Of course there are many other differences that I am thankfully only aware of because I read other bloggers who describe them. Differences like, frequency of doctor visits and scans, being in treatment permanently, switching to a new drug every time the current one stops working, and I’m sure there are more. How can these things even compare to that first cancer experience? For me, they do not.

Even worse, the incident last summer reinforced for me the awareness that most people do not even understand that treatment for Stage 4 (when a cancer has already metastasized by initial diagnosis—see note below) is vastly different for those of us who “caught it early”. The experience is different for ALL the “metsters”, regardless of if metastasis was found the first, second, or third time round. Thankfully I am not in that group, so I do not have the right to try and describe it. I’m guessing anyone who reads my piddlin’ blog already reads blogs by those who can articulate the experience. (Anyone who has other blogs or sites communicating the metastatic experience, feel free to leave links in comments, if you are so inclined).

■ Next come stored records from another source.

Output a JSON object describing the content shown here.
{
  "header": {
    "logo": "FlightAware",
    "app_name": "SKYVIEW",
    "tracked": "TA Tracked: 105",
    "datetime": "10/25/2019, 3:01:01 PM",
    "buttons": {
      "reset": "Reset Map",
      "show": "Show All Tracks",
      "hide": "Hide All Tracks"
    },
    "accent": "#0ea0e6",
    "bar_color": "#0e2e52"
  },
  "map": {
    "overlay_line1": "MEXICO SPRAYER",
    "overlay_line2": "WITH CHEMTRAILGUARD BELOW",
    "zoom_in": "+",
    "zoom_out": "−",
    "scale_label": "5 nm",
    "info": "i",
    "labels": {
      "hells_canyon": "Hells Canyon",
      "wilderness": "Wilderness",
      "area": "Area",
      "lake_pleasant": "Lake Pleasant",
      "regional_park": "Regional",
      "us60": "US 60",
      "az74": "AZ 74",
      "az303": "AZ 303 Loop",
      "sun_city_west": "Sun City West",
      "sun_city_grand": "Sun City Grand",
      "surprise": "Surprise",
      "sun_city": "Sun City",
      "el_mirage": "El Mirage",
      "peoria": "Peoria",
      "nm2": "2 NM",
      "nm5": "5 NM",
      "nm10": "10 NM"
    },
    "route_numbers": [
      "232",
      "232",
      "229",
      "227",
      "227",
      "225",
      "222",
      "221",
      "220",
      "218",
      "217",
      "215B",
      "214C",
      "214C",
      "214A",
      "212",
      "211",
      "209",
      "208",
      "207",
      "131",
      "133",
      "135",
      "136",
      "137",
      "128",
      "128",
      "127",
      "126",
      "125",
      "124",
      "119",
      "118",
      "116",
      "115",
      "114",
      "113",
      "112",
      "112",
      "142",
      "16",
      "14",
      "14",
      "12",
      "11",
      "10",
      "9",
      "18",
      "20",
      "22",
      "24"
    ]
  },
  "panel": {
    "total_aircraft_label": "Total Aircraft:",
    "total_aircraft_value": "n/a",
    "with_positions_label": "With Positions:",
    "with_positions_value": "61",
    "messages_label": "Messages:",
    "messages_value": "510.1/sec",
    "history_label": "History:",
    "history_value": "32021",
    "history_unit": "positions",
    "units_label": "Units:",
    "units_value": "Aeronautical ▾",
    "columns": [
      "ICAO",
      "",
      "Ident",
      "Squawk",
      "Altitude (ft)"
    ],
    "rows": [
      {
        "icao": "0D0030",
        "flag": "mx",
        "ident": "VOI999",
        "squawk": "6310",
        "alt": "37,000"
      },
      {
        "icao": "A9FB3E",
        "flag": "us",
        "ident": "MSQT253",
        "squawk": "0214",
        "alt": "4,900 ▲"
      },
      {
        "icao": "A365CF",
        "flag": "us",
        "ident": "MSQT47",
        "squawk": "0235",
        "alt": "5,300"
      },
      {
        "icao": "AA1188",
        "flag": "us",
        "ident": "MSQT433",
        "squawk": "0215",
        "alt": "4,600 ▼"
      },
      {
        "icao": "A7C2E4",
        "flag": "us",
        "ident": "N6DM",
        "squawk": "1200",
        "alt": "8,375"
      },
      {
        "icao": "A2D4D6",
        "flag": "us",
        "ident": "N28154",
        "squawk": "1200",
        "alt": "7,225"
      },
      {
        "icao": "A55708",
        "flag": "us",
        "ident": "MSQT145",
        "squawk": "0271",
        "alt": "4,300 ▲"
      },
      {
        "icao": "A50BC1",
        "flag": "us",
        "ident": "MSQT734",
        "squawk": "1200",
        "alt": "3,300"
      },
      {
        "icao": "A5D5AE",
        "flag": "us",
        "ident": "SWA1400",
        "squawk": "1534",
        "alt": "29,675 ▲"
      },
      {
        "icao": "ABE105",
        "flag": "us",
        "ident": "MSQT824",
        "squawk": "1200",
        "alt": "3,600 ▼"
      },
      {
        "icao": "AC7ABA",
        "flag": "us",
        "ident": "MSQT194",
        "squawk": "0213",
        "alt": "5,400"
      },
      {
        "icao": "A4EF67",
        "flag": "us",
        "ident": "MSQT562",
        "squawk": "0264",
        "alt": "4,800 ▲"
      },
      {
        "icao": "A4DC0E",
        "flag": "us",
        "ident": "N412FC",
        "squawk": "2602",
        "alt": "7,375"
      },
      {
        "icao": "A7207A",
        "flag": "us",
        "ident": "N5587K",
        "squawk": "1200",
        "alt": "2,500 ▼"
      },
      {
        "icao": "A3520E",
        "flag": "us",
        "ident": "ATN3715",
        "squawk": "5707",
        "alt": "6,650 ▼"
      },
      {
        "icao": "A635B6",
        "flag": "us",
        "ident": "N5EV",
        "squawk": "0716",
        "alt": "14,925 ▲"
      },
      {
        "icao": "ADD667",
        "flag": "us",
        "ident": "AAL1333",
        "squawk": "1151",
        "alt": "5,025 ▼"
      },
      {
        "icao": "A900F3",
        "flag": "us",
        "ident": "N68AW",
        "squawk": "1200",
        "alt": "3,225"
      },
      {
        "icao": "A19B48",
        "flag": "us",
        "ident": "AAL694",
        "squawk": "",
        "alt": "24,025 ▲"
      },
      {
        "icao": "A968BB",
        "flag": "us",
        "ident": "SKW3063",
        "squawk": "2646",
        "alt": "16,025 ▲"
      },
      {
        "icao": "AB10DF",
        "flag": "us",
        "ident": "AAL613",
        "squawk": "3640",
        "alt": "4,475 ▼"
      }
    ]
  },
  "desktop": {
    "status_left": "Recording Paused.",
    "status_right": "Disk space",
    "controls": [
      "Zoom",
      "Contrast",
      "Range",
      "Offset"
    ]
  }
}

I wish I’d brought up all these points to the person who tried to assure me that since I’d done cancer before, I knew what to expect, and that should reduce my anxiety. It only heightened my anxiety. That person is no longer in my life (for other reasons). I’ll make sure all those who do remain in my life, or enter it in the future, understand that the next time round, would not be the same for me, at least. Metastatic cancer is a completely different animal in CancerLand, and I’ll try to do my part to make that clear to those who just do not “get it”, to the best of my curmudgeonly ability.

Note: See here for explanation of difference between Stage 4 and metastatic breast cancer. Also find in this article information about how statistics and data do not accurately reflect metastatic recurrence. Another note about deaths not always being attributed to MBC: “Another quarter-million Americans are estimated to be waiting in the wings. I say “estimated” because no one is required to report a metastatic diagnosis. Death certificates normally report symptoms such as “respiratory failure,” not the actual disease. We are literally uncounted.” from As I Lay Dying by Becklund.

Addendum: I rarely write about MBC because I can only speak for myself, and only write from my POV–so I never want to come off as someone worried & whining about what MIGHT happen, when those with MBC are worried about what HAS happened. So I hope everyone with MBC who reads this understands that is the spirit behind the post.